Last year, 82 outbreaks were accounted for in long-term care facilities in Kentucky, according to Cunningham’s 2017-2018 Influenza Report.

“We want the vaccination rates to be a lot higher than they are, especially with the health care workers,” Rice said.

Some stray from getting the vaccine because they believe the flu vaccines cause the flu itself, Rice said. She believes there’s still a lot of misinterpretation.

Vulnerability to the sickness and protecting loved ones is what should urge everyone to get vaccinated this flu season, Rice said.

To avoid becoming another flu season statistic on these reports, the CDC suggests taking these precautions to avoid getting the flu:

  • Get vaccinated
  • Avoid contact with people who are sick
  • If you are showing flu-like symptoms, wait at least 24 hours before returning to work or school after your fever is gone, and that is without the use of fever-reducing medications
  • Cover your nose and mouth with a tissue when you cough or sneeze
  • Wash your hands thoroughly with soap and water, and if those items are not available, use an alcohol-based hand sanitizer
  • Avoid touching your eyes, nose and mouth
  • Disinfect and clean surfaces that may be carrying germs specific to the flu

Flu vaccinations are now available on WKU’s campus at the Graves-Gilbert Clinic in the Health Services Building. Flu shots are also offered to WKU employees through the employee benefits program.
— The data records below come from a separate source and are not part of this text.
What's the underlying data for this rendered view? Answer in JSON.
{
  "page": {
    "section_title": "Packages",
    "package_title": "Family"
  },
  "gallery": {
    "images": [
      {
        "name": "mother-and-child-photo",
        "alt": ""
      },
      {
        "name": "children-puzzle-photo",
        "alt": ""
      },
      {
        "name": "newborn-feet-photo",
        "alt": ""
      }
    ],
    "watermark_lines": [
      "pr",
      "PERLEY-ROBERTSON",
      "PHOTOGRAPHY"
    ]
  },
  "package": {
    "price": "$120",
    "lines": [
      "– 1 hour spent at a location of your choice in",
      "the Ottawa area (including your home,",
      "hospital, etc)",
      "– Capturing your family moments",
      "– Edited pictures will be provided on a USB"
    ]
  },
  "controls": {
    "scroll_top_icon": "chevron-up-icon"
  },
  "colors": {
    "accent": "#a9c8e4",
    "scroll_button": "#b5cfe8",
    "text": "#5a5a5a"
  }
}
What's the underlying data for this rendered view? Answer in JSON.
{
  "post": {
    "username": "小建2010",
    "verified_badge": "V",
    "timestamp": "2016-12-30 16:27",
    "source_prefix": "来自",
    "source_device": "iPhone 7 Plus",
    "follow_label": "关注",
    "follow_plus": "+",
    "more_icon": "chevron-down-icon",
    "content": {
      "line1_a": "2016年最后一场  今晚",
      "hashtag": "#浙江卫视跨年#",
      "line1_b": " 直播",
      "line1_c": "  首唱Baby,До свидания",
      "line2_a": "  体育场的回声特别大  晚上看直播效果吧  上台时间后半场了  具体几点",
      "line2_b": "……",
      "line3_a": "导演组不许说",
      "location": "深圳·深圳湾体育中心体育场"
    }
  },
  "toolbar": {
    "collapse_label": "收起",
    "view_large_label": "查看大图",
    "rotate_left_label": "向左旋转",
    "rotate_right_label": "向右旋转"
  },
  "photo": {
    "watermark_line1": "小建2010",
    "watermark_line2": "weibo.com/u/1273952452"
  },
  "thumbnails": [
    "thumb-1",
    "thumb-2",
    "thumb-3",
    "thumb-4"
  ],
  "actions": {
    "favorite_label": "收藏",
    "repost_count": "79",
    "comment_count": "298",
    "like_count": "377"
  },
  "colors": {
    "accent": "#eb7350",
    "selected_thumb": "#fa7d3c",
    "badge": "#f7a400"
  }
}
Biometric health screenings and flu shots are available from October to December.

The flu shot is also available at the Barren River District Health Department and pharmacies, such as CVS and Walgreens in Bowling Green.